Center Snapshot: Kelsey Rooks
Image above: Kelsey Rooks is a center lead for DEVELOP, a training and development program sponsored by NASA's Earth Sciences Applied Sciences program, headquartered at NASA Langley. Credit: NASA/Sean Smith
By: Denise Lineberry
Kelsey Rooks was once a wildly curious child who planted many seeds of interest. Now, as a recent college graduate who serves as NASA Langley’s DEVELOP center lead, many of those seeds have bloomed.
While other elementary school students were spending recess playing dodge ball and hopscotch, Rooks was gathering rocks. She would put them in her pockets and carry them home to polish, test and identify -- skills she learned from her aunt and uncle.
"They [aunt and uncle] would help me polish my rocks -- however common and dirty they were -- identify them, and then teach me even more about the earth and how it works," Rooks said. "I certainly credit my passion for earth science to them."
She graduated from Christopher Newport University in December of 2011 with a
Bachelor of Science in Biology and double minors in chemistry and leadership studies.
"I studied a variety of topics, from organic chemistry and microbiology to ornithology and ethical leadership," Rooks said.
Rooks got an early lesson in leadership as a captain of her middle school soccer team, which her father coached.
Later in life, while studying and living on campus at CNU, she served as a resident assistant (RA) for three years. Rooks believes that her experience as an RA made the transition from DEVELOP student intern to DEVELOP team lead to DEVELOP center lead a natural one.
At a young age, Rooks discovered her love of animals. That has carried on through her life and in 2009, she began to volunteer for the Peninsula Humane Foundation. Her role with the organization quickly evolved into managing a volunteer team, which supports animal rescue adoptions, and she handles the organization’s social networking.
The organization brings cats into PetCo, a local pet store, for shoppers to meet and play with. This activity became so popular that Rooks put together a secondary team of CNU students to grow the effort.
Rooks also serves as a community advisor for CNU's Be the Match chapter, which is a part of the larger National Marrow Donor Program.
"This organization raises awareness and educates the CNU community about the importance of registering to become a bone marrow donor, and what it takes to get involved," Rooks said.
She originally got involved with Be the Match when her best friend’s father was in need of a bone marrow transplant. She organized the first drive at CNU in March of 2009 and 100 people registered. The event is now annual and is expected to register about 250 people during its spring drive.

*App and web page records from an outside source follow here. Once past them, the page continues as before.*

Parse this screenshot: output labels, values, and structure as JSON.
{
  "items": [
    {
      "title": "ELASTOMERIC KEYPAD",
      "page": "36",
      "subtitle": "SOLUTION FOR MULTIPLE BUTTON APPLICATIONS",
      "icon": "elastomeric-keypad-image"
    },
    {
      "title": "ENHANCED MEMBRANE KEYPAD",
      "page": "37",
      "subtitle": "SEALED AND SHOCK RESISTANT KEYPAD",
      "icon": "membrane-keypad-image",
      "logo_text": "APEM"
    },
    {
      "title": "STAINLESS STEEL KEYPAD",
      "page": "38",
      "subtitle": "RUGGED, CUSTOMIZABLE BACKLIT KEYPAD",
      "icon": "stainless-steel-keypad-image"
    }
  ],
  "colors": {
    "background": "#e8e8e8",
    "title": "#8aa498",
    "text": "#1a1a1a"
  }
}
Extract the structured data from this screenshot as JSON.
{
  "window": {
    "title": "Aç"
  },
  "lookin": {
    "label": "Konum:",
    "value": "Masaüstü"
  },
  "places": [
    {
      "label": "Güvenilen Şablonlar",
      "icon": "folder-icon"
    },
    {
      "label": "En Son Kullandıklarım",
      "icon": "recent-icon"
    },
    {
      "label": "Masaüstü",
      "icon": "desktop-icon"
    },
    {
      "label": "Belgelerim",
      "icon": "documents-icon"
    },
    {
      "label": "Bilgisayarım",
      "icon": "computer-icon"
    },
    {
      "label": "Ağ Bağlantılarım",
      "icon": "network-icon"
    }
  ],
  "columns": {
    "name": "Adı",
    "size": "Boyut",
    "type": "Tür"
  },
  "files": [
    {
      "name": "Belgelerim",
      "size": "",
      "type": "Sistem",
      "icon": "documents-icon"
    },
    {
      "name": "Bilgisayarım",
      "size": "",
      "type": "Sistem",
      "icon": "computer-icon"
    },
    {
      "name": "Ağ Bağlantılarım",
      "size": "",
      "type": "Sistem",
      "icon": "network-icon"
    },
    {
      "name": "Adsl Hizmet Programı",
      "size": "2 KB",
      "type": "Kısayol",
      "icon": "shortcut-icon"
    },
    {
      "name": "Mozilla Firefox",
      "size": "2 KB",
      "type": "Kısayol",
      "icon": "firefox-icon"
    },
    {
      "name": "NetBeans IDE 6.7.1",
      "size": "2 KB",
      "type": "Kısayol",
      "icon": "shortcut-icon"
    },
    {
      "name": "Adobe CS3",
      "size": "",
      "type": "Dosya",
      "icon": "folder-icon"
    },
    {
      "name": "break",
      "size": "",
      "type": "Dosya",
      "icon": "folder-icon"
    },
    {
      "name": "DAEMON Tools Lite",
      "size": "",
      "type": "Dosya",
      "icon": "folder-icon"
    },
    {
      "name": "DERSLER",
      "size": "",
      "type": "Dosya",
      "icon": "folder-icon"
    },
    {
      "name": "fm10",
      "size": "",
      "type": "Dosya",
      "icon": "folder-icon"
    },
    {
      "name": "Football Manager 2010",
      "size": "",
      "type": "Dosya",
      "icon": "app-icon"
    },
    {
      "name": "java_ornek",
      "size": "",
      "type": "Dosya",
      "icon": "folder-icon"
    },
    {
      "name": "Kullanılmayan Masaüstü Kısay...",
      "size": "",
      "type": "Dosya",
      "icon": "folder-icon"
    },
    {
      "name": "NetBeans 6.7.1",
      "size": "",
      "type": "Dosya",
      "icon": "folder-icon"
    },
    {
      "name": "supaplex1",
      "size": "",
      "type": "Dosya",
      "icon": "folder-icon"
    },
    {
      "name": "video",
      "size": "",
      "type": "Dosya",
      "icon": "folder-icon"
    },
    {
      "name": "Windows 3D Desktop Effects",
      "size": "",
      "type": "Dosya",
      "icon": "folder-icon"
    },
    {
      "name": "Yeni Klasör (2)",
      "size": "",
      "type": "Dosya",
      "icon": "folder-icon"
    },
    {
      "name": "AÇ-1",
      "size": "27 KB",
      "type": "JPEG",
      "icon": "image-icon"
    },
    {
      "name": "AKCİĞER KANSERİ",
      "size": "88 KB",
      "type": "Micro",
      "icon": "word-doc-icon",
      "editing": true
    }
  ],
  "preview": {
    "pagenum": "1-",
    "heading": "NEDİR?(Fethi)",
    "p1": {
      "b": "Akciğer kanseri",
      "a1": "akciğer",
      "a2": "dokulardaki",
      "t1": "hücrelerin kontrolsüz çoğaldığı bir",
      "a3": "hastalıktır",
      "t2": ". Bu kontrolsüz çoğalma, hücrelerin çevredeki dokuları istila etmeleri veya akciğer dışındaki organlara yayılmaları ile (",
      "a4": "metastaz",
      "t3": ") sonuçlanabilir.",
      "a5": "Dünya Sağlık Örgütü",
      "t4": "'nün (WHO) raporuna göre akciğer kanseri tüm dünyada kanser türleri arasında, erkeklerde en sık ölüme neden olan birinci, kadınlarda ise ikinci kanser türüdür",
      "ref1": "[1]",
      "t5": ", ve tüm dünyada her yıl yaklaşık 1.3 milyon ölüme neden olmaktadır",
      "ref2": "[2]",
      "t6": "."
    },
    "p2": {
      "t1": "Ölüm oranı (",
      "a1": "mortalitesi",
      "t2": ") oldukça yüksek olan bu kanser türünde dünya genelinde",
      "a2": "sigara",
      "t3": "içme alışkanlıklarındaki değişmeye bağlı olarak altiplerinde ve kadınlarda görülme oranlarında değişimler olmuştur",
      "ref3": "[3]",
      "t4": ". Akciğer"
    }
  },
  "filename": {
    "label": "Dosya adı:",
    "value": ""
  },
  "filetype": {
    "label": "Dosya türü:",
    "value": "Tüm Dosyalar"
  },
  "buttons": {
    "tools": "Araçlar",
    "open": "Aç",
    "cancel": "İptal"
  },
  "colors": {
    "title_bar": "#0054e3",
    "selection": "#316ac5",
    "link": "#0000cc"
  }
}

"We’ve registered over 600 people since our first drive, and most of the campus knows who we are, which is a huge difference from when I started," Rooks said.
Last summer, Rooks auditioned and then sang the National Anthem at one of the Richmond Flying Squirrels’ baseball games.
"I had never had the opportunity to perform like that before, and it was thrilling to sing in front of an audience of over 8,500 people,” Rooks said. "All of my family, friends and neighbors were there, so it really felt like one big gathering and celebration."
Her start in singing came by way of her church when she was 8 years old. While in high school chorus, she was able to travel to Disney World’s Magic Kingdom , where she sang with her group and performed a solo during spring break.
For her high school graduation, her parents gave her a few hours in a studio, where she recorded a demo of her original songs, combining her piano and vocal skills.
On March 10, she will audition again to sing the National Anthem at a Flying Squirrels’ game.
While in college as a sophomore, Rooks met with her supervisor, who asked, "How do you want to be remembered? Do you want to work hard and leave a legacy?"
This was a defining moment for her, and those questions encouraged her to be a leader in all areas of her life.
"From then on (I was) always pushing myself to be better than my last project or the last assignment, and I kept trying harder, so that I could lead by example for others to follow," Rooks said. "From then on, I decided to set my own standards and not base my success in comparison to the work others were doing. I wanted to be proud of what I had accomplished because it truly was the best work I was doing -- not just because it looked better than the next product."
At Langley, Rooks manages and oversees the science teams for DEVELOP’s Langley location, along with the two other center leads.
"This means that I play part scientist and part manager, which can be a challenge," she said.
By establishing partnerships and working with science teams that conduct research projects, she ensures innovative and useful deliverables for project partners. She also helps to prepare students and interns to present their own work and to communicate the value of their work.
Rooks had attended several events between Washington, D.C., and Hampton and she has met with many delegates, senators and other aerospace leaders.
On her wall at home is a bucket with her "bucket list" on it. It includes publishing a novel, learning French and eventually opening a scrapbook shop -- another favorite pastime of hers.
But for Rooks, most pastimes never became a thing of the past. Instead, they grew into her future.
The Researcher News
NASA Langley Research Center
Editor & Curator: Denise Lineberry
Managing Editor: Jim Hodges
Executive Editor & Responsible NASA Official: Rob Wyman